Joining NASA’s space program in 1962, he commanded the Gemini 7 mission and in 1968 he won international fame as Commander of the Apollo 8 space flight, the manned lunar orbital mission. He retired from Air Force in 1970 and joined Eastern Airlines as president.

In addition to his many honors he was awarded the Harmon International Aviation Trophy and the Congressional Space Medal of Honor.

NOTE:
Frank was awarded the Congressional Space Medal of Honor for being the Commander on Apollo 8, which was the first mission that went to the Moon.

He was also instrumental in getting our Moon Rock.


Janet Harmon Bragg

Arizona Aviation Hall of Fame
Enshrined 2000

Janet Harmon Bragg was born in Griffin, Georgia and grew up in Chicago, Illinois. She became a Registered Nurse in the early 1930s. In 1933, at the age of 21, Janet Harmon Bragg started flying lessons and soon earned a Private Pilot License.

She then persuaded the Village of Robins, Illinois to provide land for an airport and helped to found the Challenger Flying Club based at Robins Airport.

Bragg encouraged other women to also take flying lessons. The Challenger Flying Club grew. When not working or flying, Janet Harmon Bragg was active in politics. When our nation began to prepare for WWII, Janet was very actively promoting both black men and women for active roles in military aviation. Janet Bragg was instrumental in the U.S. Army Air Corps’ opening flight training for black pilots at five locations, including Tuskegee Institute.

Janet Harmon Bragg spent the major part of her life encouraging blacks to become active in aviation. She was an active pilot for over 35 years, earned a Commercial Pilot License and logged over 2,000 flying hours. In 1984, Bragg was honored by the University of Arizona Black Alumni Association as the first black woman to receive a commercial pilot’s license in the USA. She also was presented the Certificate of Appreciation by the FAA and was awarded the Bishop Wright Air Industry Award for her contributions to aviation by the U.S. Department of Transportation.


Gerald Brown

Arizona Aviation Hall of Fame
Enshrined 1995

Gerald Brown was born in Globe, Arizona. A veteran of two wars, he received his U.S. Army Air Force commission in 1943 and went to England with the 55th Fighter Group. Flying P-38s, he became an ace by shooting down five enemy planes and damaging another. In 1944 he bailed out of a burning P-51, evaded German capture and was picked up by the World War II French Underground. Returning to the U.S., he held several key stateside posts before entering combat in Korea.

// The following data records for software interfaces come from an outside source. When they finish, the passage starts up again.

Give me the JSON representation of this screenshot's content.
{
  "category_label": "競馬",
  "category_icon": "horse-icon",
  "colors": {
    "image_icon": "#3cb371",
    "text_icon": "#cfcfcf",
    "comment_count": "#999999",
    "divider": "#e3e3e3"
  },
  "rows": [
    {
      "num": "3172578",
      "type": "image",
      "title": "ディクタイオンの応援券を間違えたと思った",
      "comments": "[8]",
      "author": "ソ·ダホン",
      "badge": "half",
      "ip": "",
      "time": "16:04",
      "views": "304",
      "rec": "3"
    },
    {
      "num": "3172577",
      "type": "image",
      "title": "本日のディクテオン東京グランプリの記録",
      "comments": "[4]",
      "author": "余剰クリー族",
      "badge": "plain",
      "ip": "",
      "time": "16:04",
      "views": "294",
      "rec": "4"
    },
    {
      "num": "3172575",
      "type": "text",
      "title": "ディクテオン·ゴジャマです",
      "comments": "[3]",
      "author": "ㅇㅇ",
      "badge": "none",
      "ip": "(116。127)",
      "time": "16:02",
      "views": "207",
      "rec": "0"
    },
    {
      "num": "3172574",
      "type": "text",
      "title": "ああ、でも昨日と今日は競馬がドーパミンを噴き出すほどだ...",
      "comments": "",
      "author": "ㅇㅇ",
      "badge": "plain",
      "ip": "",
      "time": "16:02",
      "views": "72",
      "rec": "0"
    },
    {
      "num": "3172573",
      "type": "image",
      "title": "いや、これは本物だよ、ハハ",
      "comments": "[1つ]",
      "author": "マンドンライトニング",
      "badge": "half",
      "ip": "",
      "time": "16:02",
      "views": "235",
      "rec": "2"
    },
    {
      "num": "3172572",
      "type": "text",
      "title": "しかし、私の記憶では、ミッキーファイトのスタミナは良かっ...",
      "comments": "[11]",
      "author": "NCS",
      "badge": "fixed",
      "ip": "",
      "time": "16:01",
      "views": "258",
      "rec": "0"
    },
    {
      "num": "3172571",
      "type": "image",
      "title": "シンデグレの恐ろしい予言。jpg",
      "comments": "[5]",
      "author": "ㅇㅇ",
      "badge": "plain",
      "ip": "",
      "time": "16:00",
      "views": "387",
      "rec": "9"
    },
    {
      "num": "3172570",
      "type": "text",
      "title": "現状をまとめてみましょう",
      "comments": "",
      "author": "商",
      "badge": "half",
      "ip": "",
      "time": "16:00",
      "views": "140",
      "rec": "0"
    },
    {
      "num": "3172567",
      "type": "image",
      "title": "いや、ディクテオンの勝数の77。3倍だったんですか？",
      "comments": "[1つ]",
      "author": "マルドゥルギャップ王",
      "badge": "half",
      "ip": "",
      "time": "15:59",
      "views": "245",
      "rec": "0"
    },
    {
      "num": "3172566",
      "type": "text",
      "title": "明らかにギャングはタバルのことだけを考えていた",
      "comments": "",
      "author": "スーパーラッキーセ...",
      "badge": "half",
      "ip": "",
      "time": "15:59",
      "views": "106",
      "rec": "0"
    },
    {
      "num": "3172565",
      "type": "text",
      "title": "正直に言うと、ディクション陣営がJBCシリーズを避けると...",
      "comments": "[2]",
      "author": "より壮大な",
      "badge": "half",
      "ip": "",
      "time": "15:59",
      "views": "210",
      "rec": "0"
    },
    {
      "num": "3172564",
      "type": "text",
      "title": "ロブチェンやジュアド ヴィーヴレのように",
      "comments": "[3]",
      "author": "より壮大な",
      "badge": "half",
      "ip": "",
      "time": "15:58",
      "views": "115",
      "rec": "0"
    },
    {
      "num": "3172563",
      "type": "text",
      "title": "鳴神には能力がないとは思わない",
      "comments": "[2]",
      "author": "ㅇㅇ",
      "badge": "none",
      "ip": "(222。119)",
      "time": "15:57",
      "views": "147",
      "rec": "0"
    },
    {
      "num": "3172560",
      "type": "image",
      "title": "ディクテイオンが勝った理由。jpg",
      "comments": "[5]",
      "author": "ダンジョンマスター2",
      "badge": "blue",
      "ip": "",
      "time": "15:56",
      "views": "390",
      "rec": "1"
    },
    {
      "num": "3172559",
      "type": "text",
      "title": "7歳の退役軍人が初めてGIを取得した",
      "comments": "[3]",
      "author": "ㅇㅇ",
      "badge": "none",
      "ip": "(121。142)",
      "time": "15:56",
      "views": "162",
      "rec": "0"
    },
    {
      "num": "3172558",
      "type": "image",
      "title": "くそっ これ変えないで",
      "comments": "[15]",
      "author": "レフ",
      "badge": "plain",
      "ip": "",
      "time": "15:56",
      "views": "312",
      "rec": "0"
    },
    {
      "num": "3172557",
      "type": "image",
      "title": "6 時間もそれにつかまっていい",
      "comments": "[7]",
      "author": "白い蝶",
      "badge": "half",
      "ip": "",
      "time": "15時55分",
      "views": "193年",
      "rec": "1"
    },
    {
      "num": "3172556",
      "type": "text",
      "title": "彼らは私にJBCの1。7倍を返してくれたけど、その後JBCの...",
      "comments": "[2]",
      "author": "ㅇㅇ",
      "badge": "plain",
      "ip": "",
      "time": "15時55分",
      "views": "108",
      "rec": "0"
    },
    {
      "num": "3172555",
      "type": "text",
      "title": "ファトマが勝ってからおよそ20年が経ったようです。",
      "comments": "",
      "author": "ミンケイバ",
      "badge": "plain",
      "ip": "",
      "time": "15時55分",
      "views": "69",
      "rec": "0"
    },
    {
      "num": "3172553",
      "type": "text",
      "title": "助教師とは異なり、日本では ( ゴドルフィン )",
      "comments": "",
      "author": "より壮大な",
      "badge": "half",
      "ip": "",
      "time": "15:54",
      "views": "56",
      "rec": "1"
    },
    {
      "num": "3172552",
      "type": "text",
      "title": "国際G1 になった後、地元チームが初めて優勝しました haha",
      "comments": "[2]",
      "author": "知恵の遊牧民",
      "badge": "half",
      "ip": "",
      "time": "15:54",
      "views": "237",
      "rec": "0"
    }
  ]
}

In November 1950 he was shot down by ground fire and held prisoner until September 1953. Later he served in France with a reconnaissance wing as operations director. Then he was sent to Washington, D.C., for a three-year tour with the Federal Aviation Administration. At the time of his retirement in 1967 he was wing commander at Luke Air Force Base, Arizona. During a distinguished Air Force career, Colonel Brown earned numerous decorations for valor, including the Distinguished Flying Cross with four clusters, Bronze Star, Legion of Merit, French Croix de Guerre and others. A former president of American Fighter Aces, he now chairs its museum foundation.